Luke Thill is an Iowa middle school student who spent the past year building his own home in his family’s backyard.
Luke, 13, raised $1,500 of his own money by mowing lawns and helping neighbors and friends in order to build his 89-square-foot tiny home.
“I was just on YouTube looking around and came across a tiny house idea and then that spiraled into looking at almost every YouTube video there is, it felt like,” Luke told ABC News. “I got obsessed with them and decided to build my own.”
Luke’s parents, Greg and Angie Thill, saw their son was on a mission and gave him the go-ahead to build a home on the family’s four-acre property.
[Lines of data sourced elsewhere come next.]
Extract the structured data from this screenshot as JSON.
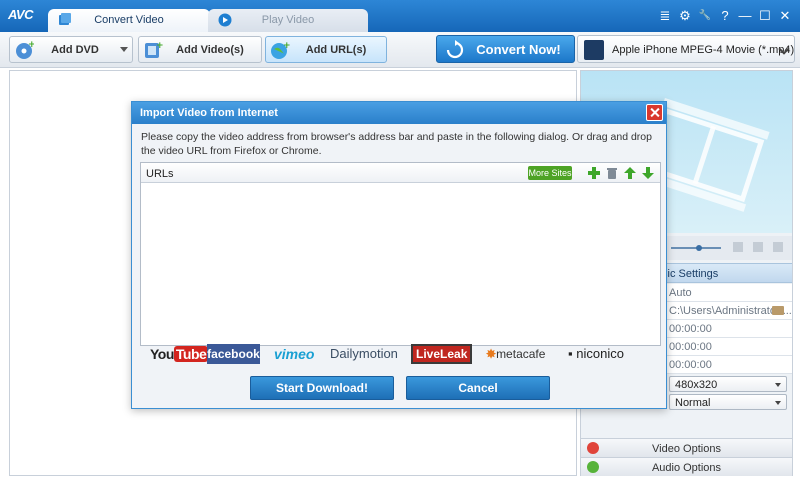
{
  "app": {
    "logo": "AVC",
    "tabs": [
      {
        "label": "Convert Video",
        "active": true
      },
      {
        "label": "Play Video",
        "active": false
      }
    ],
    "window_controls": [
      "≣",
      "⚙",
      "🔧",
      "?",
      "—",
      "☐",
      "✕"
    ]
  },
  "toolbar": {
    "add_dvd": "Add DVD",
    "add_videos": "Add Video(s)",
    "add_urls": "Add URL(s)",
    "convert_now": "Convert Now!",
    "profile": "Apple iPhone MPEG-4 Movie (*.mp4)"
  },
  "right_panel": {
    "basic_settings": "sic Settings",
    "rows": {
      "r1": "Auto",
      "r2": "C:\\Users\\Administrator\\...",
      "r3": "00:00:00",
      "r4": "00:00:00",
      "r5": "00:00:00",
      "resolution": "480x320",
      "quality": "Normal"
    },
    "video_options": "Video Options",
    "audio_options": "Audio Options"
  },
  "dialog": {
    "title": "Import Video from Internet",
    "instructions": "Please copy the video address from browser's address bar and paste in the following dialog. Or drag and drop the video URL from Firefox or Chrome.",
    "urls_header": "URLs",
    "more_sites": "More Sites",
    "sites": {
      "youtube_a": "You",
      "youtube_b": "Tube",
      "facebook": "facebook",
      "vimeo": "vimeo",
      "dailymotion": "Dailymotion",
      "liveleak": "LiveLeak",
      "metacafe": "metacafe",
      "niconico": "niconico"
    },
    "start_download": "Start Download!",
    "cancel": "Cancel"
  },
  "colors": {
    "title_blue": "#2a7fca",
    "close_red": "#d9392e",
    "more_sites_green": "#4ea325"
  }
}
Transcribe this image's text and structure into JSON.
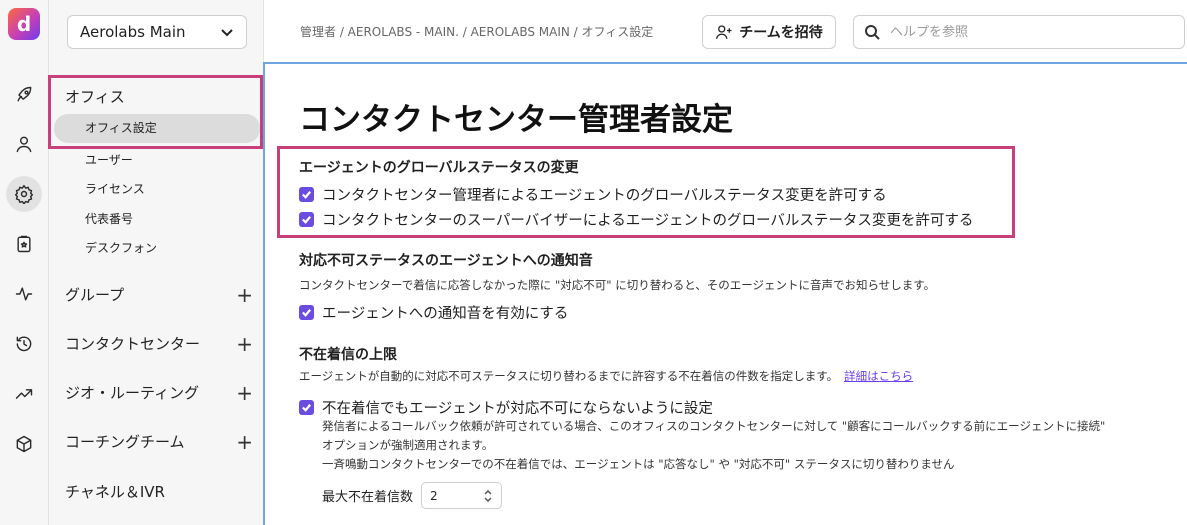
{
  "app": {
    "logo_letter": "d",
    "accent_color": "#6a4ce0",
    "highlight_color": "#c8407a"
  },
  "rail": {
    "icons": [
      "rocket-icon",
      "person-icon",
      "gear-icon",
      "clipboard-icon",
      "activity-icon",
      "history-icon",
      "trending-icon",
      "cube-icon"
    ],
    "active": "gear-icon"
  },
  "nav": {
    "workspace": "Aerolabs Main",
    "office": {
      "label": "オフィス",
      "items": [
        "オフィス設定",
        "ユーザー",
        "ライセンス",
        "代表番号",
        "デスクフォン"
      ]
    },
    "groups": [
      "グループ",
      "コンタクトセンター",
      "ジオ・ルーティング",
      "コーチングチーム",
      "チャネル＆IVR"
    ]
  },
  "topbar": {
    "breadcrumb": "管理者 / AEROLABS - MAIN. / AEROLABS MAIN / オフィス設定",
    "invite_label": "チームを招待",
    "search_placeholder": "ヘルプを参照"
  },
  "main": {
    "title": "コンタクトセンター管理者設定",
    "section1": {
      "title": "エージェントのグローバルステータスの変更",
      "options": [
        "コンタクトセンター管理者によるエージェントのグローバルステータス変更を許可する",
        "コンタクトセンターのスーパーバイザーによるエージェントのグローバルステータス変更を許可する"
      ]
    },
    "section2": {
      "title": "対応不可ステータスのエージェントへの通知音",
      "desc": "コンタクトセンターで着信に応答しなかった際に \"対応不可\" に切り替わると、そのエージェントに音声でお知らせします。",
      "option": "エージェントへの通知音を有効にする"
    },
    "section3": {
      "title": "不在着信の上限",
      "desc": "エージェントが自動的に対応不可ステータスに切り替わるまでに許容する不在着信の件数を指定します。",
      "link": "詳細はこちら",
      "option": "不在着信でもエージェントが対応不可にならないように設定",
      "notes": [
        "発信者によるコールバック依頼が許可されている場合、このオフィスのコンタクトセンターに対して \"顧客にコールバックする前にエージェントに接続\"",
        "オプションが強制適用されます。",
        "一斉鳴動コンタクトセンターでの不在着信では、エージェントは \"応答なし\" や \"対応不可\" ステータスに切り替わりません"
      ],
      "max_label": "最大不在着信数",
      "max_value": "2"
    }
  }
}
“We said, ‘If you’re that serious we have to set some ground rules,’” Greg Thill told ABC News. “We told him he had to have the financial responsibility of it, raise the money and choose the materials and stay in the budget.”
Luke began construction of the home in June 2016. He got help from his dad on the home’s construction and his mom helped with the interior furnishings.
Luke’s sister and twin brother also helped and he learned how to barter his services with friends and family who donated reclaimed materials and their own skills.
“I have a neighbor who is a professional electrician so I cleaned his garage out and he taught me how to wire the house,” Luke said. “And in Cub Scouts I knew a guy who was a carpet layer and I mowed at his apartment buildings and he helped me install the carpet.”
The interior of the tiny home features a TV, seating area, mini refrigerator, and a fold-up dining room table. Luke says his friends think the house is “cool” and often stop by to hang out.
“He’s a very driven kid for his age,” said Luke’s dad. “There were times the project got stalled out and he had to earn more money for the next phase. He wouldn’t let it go and kept working at it.”
Luke was invited to speak at a tiny home conference this month in Iowa. He also documented the construction process on YouTube, where he hopes to inspire other kids to follow to not let their age stop their dreams.
“I couldn’t find anyone younger than 14,” Luke said of when he first watched tiny home construction videos. “I thought if no one is out there, I might as well do it so I started documenting the whole process and putting it on YouTube.”
He continued, “Now lots of kids have messaged me and showed pictures of their tiny houses that they’re building and they’re even younger than me.”
Luke’s next project is helping his brother, Cole, build a teardrop trailer. Then he plans to return to where he started and build another house.
“In a couple of years I want to build a bigger house and stay in it full-time,” he said.